"The boys are back in town": Sports and entertainment return in Zimbabwe

There is a glimmer of hope for Zimbabwe’s sports and entertainment.

  • 8 December 2021
  • 4 min read
  • by Derick Matsengarwodzi
Teenagers playing football
Teenagers playing football


On a large, open field, rising red earth forms a barricade. Inside the cloud, a football battle rages, with soccer players engaged in a seesaw tussle for possession. In a moment, a long searching ball is pumped forward, and a hot pursuit ensues.

Upfront, a burly striker calms the ball, evading one defender and then a second. As he surges forward, deafening chants of “goal, goal, goal” urge him on, as he comes face to face with the anxious goalie. He almost casually slots the ball home.

“As a club, we are 100% vaccinated and we are happy about that. The disease is here to stay, and as sports people, we are influencers so it is important that we encourage our fans to get vaccinated.”

The goal, a real gem according to the loyal and knowledgeable local soccer fans, ignites wild celebrations, with the fans invading the pitch, shouting, “The boys are back in town!”

After a two-year absence during which COVID-19 wreaked havoc on the country, killing 4,699 people so far, soccer, aptly described as the beautiful game, is finally back.

At a professional level, Caps United FC was one of the biggest victims of the pandemic-induced lockdowns, as Raymond Gonte, the club’s head of commercial and media, explains, “During the lockdowns, as the number of infections increased, we were unable to play our primary role as a club, which is to train, play football and entertain fans. We were one of the most affected industries and because football is a contact sport, we were the last in line when it has come to restarting.”

Since 2020, the onslaught of the pandemic caught the sporting industry off guard. In total, 24,500 people employed by the domestic football industry were affected by the pandemic, according to the Zimbabwe Football Association (ZIFA).   

“COVID-19 was a totally new thing for the whole sports industry and there was nothing we could do because the lockdown was a directive at government level,” Gonte adds.

The pandemic also devastated the entertainment industry, says Passmore Ndlovu, the programmes manager at Rooftop Promotions, an arts production house.

“We were greatly affected by the lockdown restrictions because we could not travel to film.” Globally, theatrical revenue dropped from $42.3 billion in 2019 to $12 billion in 2020, Zimbabwe included.

To keep earning during the pandemic, the production house had to become innovative.

“Using Theatre in the Park, our performance venue and a funding mechanism for our organisation, we shifted to digital, distributing our productions via our social media digital platforms and national television,” Ndlovu says.

“We also purchased live-streaming equipment and hired it out to artists for virtual live performances and we earned from our equipment.”

But, with limited internet penetration and the high cost of data in the country, Theatre in the Park’s reach was limited.
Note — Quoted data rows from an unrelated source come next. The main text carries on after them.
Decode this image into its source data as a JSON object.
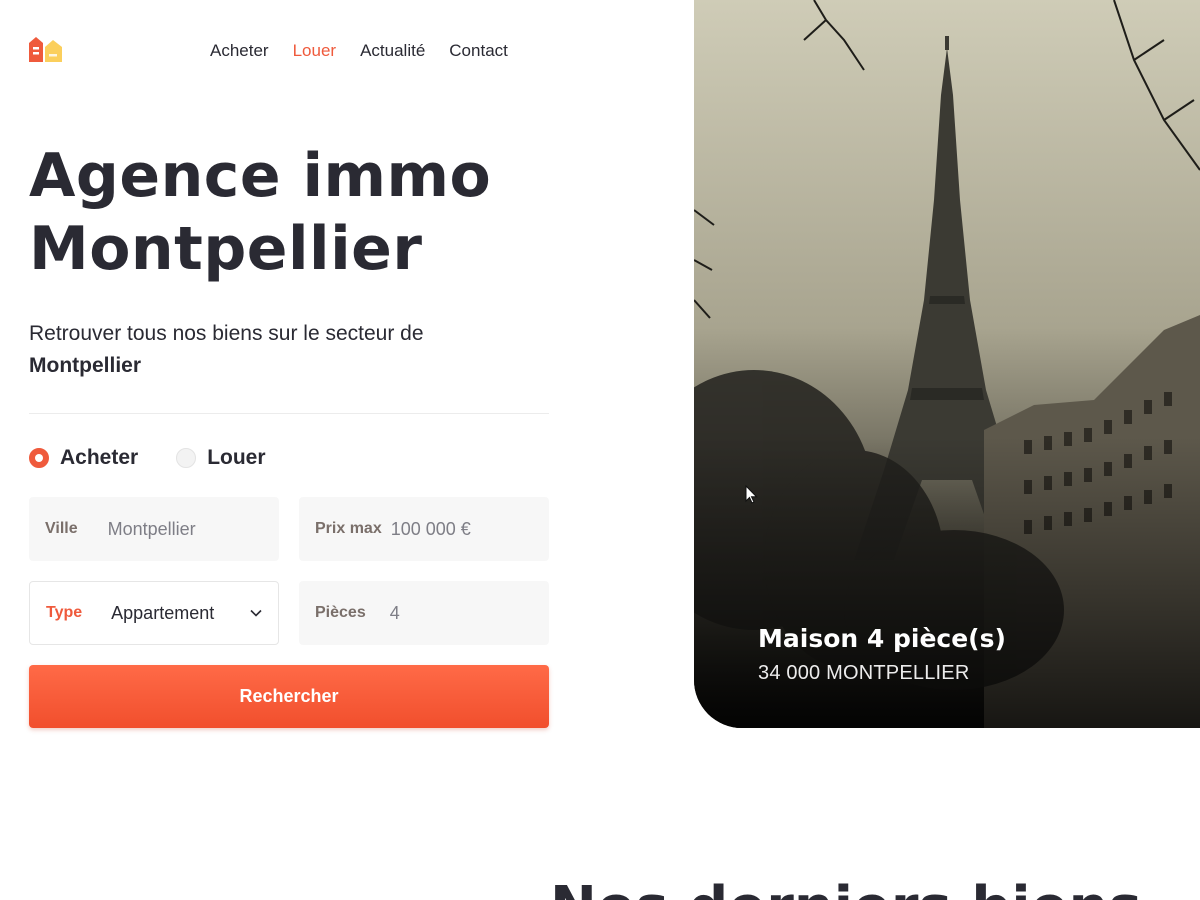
{
  "nav": {
    "items": [
      {
        "label": "Acheter",
        "active": false
      },
      {
        "label": "Louer",
        "active": true
      },
      {
        "label": "Actualité",
        "active": false
      },
      {
        "label": "Contact",
        "active": false
      }
    ]
  },
  "hero": {
    "title_line1": "Agence immo",
    "title_line2": "Montpellier",
    "subtitle": "Retrouver tous nos biens sur le secteur de",
    "subtitle_city": "Montpellier"
  },
  "search": {
    "mode_buy": "Acheter",
    "mode_rent": "Louer",
    "selected_mode": "Acheter",
    "city_label": "Ville",
    "city_value": "Montpellier",
    "price_label": "Prix max",
    "price_value": "100 000 €",
    "type_label": "Type",
    "type_value": "Appartement",
    "rooms_label": "Pièces",
    "rooms_value": "4",
    "submit_label": "Rechercher"
  },
  "featured": {
    "title": "Maison 4 pièce(s)",
    "address": "34 000 MONTPELLIER"
  },
  "section": {
    "heading": "Nos derniers biens"
  },
  "colors": {
    "accent": "#ef5a3c",
    "text": "#2a2a33",
    "field_bg": "#f7f7f7",
    "logo_secondary": "#fbcf5c"
  },
  "icons": {
    "logo": "houses-logo-icon",
    "type_dropdown": "chevron-down-icon",
    "pointer": "mouse-cursor-icon"
  }
}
After the disruption, the sporting and entertainment fraternity are slowly crawling back into action.

Caps United stayed busy with player transfers and partnership agreements. And with a reprieve for the sports and entertainment industries, Gonte says, “Everyone in the soccer fraternity was happy when the lockdown was lifted, and we hope it will last longer. We kickstarted in May, and we secured three sponsorship deals, so we are happy that the sponsors still believe in football as a marketing platform.”

Gonte adds, “As a club, we are 100% vaccinated and we are happy about that. The disease is here to stay, and as sports people, we are influencers, so it is important that we encourage our fans to get vaccinated. We don’t want to go back to where we were in 2020, not knowing when football would be played again, trying to keep the players fit during the lockdown and the loss of revenue from gate takings, which is our main revenue source. For us, football is not football without the fans.” 

With the lockdown now relaxed, Ndlovu says that the arts sector is still wary. “While we are happy that the lockdown was lifted, we are just not sure what will happen. The government could announce another lockdown any time. We constantly urge the public to follow all the COVID-19 regulations and get vaccinated.”

Hopefully, with more citizens getting vaccinated, sports and entertainment are back for good.

Follow Derick Matsengarwodzi on Twitter: @Comic24Derick